(Data entries)
==================================================

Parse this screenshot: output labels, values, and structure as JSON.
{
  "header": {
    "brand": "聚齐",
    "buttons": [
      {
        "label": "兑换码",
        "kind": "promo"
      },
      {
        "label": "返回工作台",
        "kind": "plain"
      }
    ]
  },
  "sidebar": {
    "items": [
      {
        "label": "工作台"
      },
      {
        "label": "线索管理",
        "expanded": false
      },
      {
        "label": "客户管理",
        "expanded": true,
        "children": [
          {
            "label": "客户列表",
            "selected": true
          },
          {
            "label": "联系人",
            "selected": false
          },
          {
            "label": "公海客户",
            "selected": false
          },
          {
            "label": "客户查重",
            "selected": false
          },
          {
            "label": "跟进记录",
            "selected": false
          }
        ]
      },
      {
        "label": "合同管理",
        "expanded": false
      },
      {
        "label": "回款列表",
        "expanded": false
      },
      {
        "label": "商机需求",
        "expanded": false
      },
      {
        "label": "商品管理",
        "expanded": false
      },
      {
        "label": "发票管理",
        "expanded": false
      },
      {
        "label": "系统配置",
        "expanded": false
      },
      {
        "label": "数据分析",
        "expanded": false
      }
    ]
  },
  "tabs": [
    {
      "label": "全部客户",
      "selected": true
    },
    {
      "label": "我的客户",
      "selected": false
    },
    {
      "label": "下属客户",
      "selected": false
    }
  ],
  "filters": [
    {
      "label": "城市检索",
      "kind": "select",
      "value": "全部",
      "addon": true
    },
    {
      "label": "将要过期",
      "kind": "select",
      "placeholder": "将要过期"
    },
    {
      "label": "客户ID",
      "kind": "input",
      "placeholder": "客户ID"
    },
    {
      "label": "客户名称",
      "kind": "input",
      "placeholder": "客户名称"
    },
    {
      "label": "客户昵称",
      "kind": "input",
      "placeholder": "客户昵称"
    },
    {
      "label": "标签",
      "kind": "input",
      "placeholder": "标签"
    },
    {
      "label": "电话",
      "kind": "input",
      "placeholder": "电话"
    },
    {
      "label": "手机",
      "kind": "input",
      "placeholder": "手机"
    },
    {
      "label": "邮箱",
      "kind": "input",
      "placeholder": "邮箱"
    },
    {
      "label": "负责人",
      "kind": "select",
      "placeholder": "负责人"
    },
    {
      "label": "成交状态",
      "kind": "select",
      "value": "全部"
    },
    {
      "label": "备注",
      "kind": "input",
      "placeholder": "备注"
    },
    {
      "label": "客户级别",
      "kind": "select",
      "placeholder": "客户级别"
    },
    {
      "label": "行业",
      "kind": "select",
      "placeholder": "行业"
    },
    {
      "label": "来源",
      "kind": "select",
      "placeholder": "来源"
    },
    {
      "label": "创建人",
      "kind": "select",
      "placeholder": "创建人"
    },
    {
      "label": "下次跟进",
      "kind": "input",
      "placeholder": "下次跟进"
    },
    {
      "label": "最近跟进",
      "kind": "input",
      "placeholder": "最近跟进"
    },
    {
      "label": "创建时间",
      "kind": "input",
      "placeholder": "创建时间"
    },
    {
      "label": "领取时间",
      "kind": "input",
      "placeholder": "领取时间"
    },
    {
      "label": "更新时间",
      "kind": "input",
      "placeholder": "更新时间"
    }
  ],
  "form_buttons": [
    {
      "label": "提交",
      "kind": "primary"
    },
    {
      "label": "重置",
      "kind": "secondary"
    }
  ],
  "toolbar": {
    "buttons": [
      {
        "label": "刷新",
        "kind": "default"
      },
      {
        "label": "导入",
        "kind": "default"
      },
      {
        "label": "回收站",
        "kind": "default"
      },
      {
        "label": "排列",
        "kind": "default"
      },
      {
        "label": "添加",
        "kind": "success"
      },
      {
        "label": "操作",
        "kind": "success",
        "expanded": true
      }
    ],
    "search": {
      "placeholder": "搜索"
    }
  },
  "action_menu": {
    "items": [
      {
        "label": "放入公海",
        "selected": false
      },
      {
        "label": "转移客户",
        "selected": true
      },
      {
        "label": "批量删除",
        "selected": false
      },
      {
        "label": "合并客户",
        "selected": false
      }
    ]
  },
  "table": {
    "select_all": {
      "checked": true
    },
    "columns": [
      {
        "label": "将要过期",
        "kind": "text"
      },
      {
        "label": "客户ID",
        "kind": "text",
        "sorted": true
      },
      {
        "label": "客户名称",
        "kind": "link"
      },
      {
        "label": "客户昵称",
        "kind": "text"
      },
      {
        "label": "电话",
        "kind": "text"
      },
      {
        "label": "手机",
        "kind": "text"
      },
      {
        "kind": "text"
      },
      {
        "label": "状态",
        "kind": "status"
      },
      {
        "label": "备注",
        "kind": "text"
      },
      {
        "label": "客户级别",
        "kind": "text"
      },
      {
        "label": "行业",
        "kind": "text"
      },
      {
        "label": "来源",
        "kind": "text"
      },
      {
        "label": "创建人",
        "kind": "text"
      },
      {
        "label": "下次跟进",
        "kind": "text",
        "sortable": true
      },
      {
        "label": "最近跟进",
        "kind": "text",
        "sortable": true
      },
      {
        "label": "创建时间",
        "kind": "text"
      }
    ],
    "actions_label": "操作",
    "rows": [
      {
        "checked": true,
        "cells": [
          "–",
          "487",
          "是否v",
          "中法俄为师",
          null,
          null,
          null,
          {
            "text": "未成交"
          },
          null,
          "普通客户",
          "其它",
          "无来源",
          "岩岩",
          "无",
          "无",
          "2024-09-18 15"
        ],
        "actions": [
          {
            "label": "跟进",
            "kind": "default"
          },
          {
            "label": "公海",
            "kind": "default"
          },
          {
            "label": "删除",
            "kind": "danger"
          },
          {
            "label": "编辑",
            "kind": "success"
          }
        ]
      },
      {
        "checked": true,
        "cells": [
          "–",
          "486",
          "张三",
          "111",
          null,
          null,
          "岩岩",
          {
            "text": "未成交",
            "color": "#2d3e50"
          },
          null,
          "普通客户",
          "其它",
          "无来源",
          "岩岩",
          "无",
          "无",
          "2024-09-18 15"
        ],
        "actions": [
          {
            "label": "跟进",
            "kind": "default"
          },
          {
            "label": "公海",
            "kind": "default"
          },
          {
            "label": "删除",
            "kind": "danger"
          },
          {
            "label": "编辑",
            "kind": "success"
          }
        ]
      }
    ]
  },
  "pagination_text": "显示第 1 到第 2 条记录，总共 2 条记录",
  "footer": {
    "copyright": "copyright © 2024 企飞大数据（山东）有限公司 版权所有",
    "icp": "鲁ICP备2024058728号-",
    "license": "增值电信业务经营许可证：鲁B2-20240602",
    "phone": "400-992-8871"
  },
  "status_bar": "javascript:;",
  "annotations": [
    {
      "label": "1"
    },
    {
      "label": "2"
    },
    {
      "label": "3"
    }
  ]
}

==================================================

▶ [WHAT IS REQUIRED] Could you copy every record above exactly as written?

▶ [SOLUTION TO THE PROBLEM]
Parse this screenshot: output labels, values, and structure as JSON.
{
  "header": {
    "brand": "聚齐",
    "buttons": [
      {
        "label": "兑换码",
        "kind": "promo"
      },
      {
        "label": "返回工作台",
        "kind": "plain"
      }
    ]
  },
  "sidebar": {
    "items": [
      {
        "label": "工作台"
      },
      {
        "label": "线索管理",
        "expanded": false
      },
      {
        "label": "客户管理",
        "expanded": true,
        "children": [
          {
            "label": "客户列表",
            "selected": true
          },
          {
            "label": "联系人",
            "selected": false
          },
          {
            "label": "公海客户",
            "selected": false
          },
          {
            "label": "客户查重",
            "selected": false
          },
          {
            "label": "跟进记录",
            "selected": false
          }
        ]
      },
      {
        "label": "合同管理",
        "expanded": false
      },
      {
        "label": "回款列表",
        "expanded": false
      },
      {
        "label": "商机需求",
        "expanded": false
      },
      {
        "label": "商品管理",
        "expanded": false
      },
      {
        "label": "发票管理",
        "expanded": false
      },
      {
        "label": "系统配置",
        "expanded": false
      },
      {
        "label": "数据分析",
        "expanded": false
      }
    ]
  },
  "tabs": [
    {
      "label": "全部客户",
      "selected": true
    },
    {
      "label": "我的客户",
      "selected": false
    },
    {
      "label": "下属客户",
      "selected": false
    }
  ],
  "filters": [
    {
      "label": "城市检索",
      "kind": "select",
      "value": "全部",
      "addon": true
    },
    {
      "label": "将要过期",
      "kind": "select",
      "placeholder": "将要过期"
    },
    {
      "label": "客户ID",
      "kind": "input",
      "placeholder": "客户ID"
    },
    {
      "label": "客户名称",
      "kind": "input",
      "placeholder": "客户名称"
    },
    {
      "label": "客户昵称",
      "kind": "input",
      "placeholder": "客户昵称"
    },
    {
      "label": "标签",
      "kind": "input",
      "placeholder": "标签"
    },
    {
      "label": "电话",
      "kind": "input",
      "placeholder": "电话"
    },
    {
      "label": "手机",
      "kind": "input",
      "placeholder": "手机"
    },
    {
      "label": "邮箱",
      "kind": "input",
      "placeholder": "邮箱"
    },
    {
      "label": "负责人",
      "kind": "select",
      "placeholder": "负责人"
    },
    {
      "label": "成交状态",
      "kind": "select",
      "value": "全部"
    },
    {
      "label": "备注",
      "kind": "input",
      "placeholder": "备注"
    },
    {
      "label": "客户级别",
      "kind": "select",
      "placeholder": "客户级别"
    },
    {
      "label": "行业",
      "kind": "select",
      "placeholder": "行业"
    },
    {
      "label": "来源",
      "kind": "select",
      "placeholder": "来源"
    },
    {
      "label": "创建人",
      "kind": "select",
      "placeholder": "创建人"
    },
    {
      "label": "下次跟进",
      "kind": "input",
      "placeholder": "下次跟进"
    },
    {
      "label": "最近跟进",
      "kind": "input",
      "placeholder": "最近跟进"
    },
    {
      "label": "创建时间",
      "kind": "input",
      "placeholder": "创建时间"
    },
    {
      "label": "领取时间",
      "kind": "input",
      "placeholder": "领取时间"
    },
    {
      "label": "更新时间",
      "kind": "input",
      "placeholder": "更新时间"
    }
  ],
  "form_buttons": [
    {
      "label": "提交",
      "kind": "primary"
    },
    {
      "label": "重置",
      "kind": "secondary"
    }
  ],
  "toolbar": {
    "buttons": [
      {
        "label": "刷新",
        "kind": "default"
      },
      {
        "label": "导入",
        "kind": "default"
      },
      {
        "label": "回收站",
        "kind": "default"
      },
      {
        "label": "排列",
        "kind": "default"
      },
      {
        "label": "添加",
        "kind": "success"
      },
      {
        "label": "操作",
        "kind": "success",
        "expanded": true
      }
    ],
    "search": {
      "placeholder": "搜索"
    }
  },
  "action_menu": {
    "items": [
      {
        "label": "放入公海",
        "selected": false
      },
      {
        "label": "转移客户",
        "selected": true
      },
      {
        "label": "批量删除",
        "selected": false
      },
      {
        "label": "合并客户",
        "selected": false
      }
    ]
  },
  "table": {
    "select_all": {
      "checked": true
    },
    "columns": [
      {
        "label": "将要过期",
        "kind": "text"
      },
      {
        "label": "客户ID",
        "kind": "text",
        "sorted": true
      },
      {
        "label": "客户名称",
        "kind": "link"
      },
      {
        "label": "客户昵称",
        "kind": "text"
      },
      {
        "label": "电话",
        "kind": "text"
      },
      {
        "label": "手机",
        "kind": "text"
      },
      {
        "kind": "text"
      },
      {
        "label": "状态",
        "kind": "status"
      },
      {
        "label": "备注",
        "kind": "text"
      },
      {
        "label": "客户级别",
        "kind": "text"
      },
      {
        "label": "行业",
        "kind": "text"
      },
      {
        "label": "来源",
        "kind": "text"
      },
      {
        "label": "创建人",
        "kind": "text"
      },
      {
        "label": "下次跟进",
        "kind": "text",
        "sortable": true
      },
      {
        "label": "最近跟进",
        "kind": "text",
        "sortable": true
      },
      {
        "label": "创建时间",
        "kind": "text"
      }
    ],
    "actions_label": "操作",
    "rows": [
      {
        "checked": true,
        "cells": [
          "–",
          "487",
          "是否v",
          "中法俄为师",
          null,
          null,
          null,
          {
            "text": "未成交"
          },
          null,
          "普通客户",
          "其它",
          "无来源",
          "岩岩",
          "无",
          "无",
          "2024-09-18 15"
        ],
        "actions": [
          {
            "label": "跟进",
            "kind": "default"
          },
          {
            "label": "公海",
            "kind": "default"
          },
          {
            "label": "删除",
            "kind": "danger"
          },
          {
            "label": "编辑",
            "kind": "success"
          }
        ]
      },
      {
        "checked": true,
        "cells": [
          "–",
          "486",
          "张三",
          "111",
          null,
          null,
          "岩岩",
          {
            "text": "未成交",
            "color": "#2d3e50"
          },
          null,
          "普通客户",
          "其它",
          "无来源",
          "岩岩",
          "无",
          "无",
          "2024-09-18 15"
        ],
        "actions": [
          {
            "label": "跟进",
            "kind": "default"
          },
          {
            "label": "公海",
            "kind": "default"
          },
          {
            "label": "删除",
            "kind": "danger"
          },
          {
            "label": "编辑",
            "kind": "success"
          }
        ]
      }
    ]
  },
  "pagination_text": "显示第 1 到第 2 条记录，总共 2 条记录",
  "footer": {
    "copyright": "copyright © 2024 企飞大数据（山东）有限公司 版权所有",
    "icp": "鲁ICP备2024058728号-",
    "license": "增值电信业务经营许可证：鲁B2-20240602",
    "phone": "400-992-8871"
  },
  "status_bar": "javascript:;",
  "annotations": [
    {
      "label": "1"
    },
    {
      "label": "2"
    },
    {
      "label": "3"
    }
  ]
}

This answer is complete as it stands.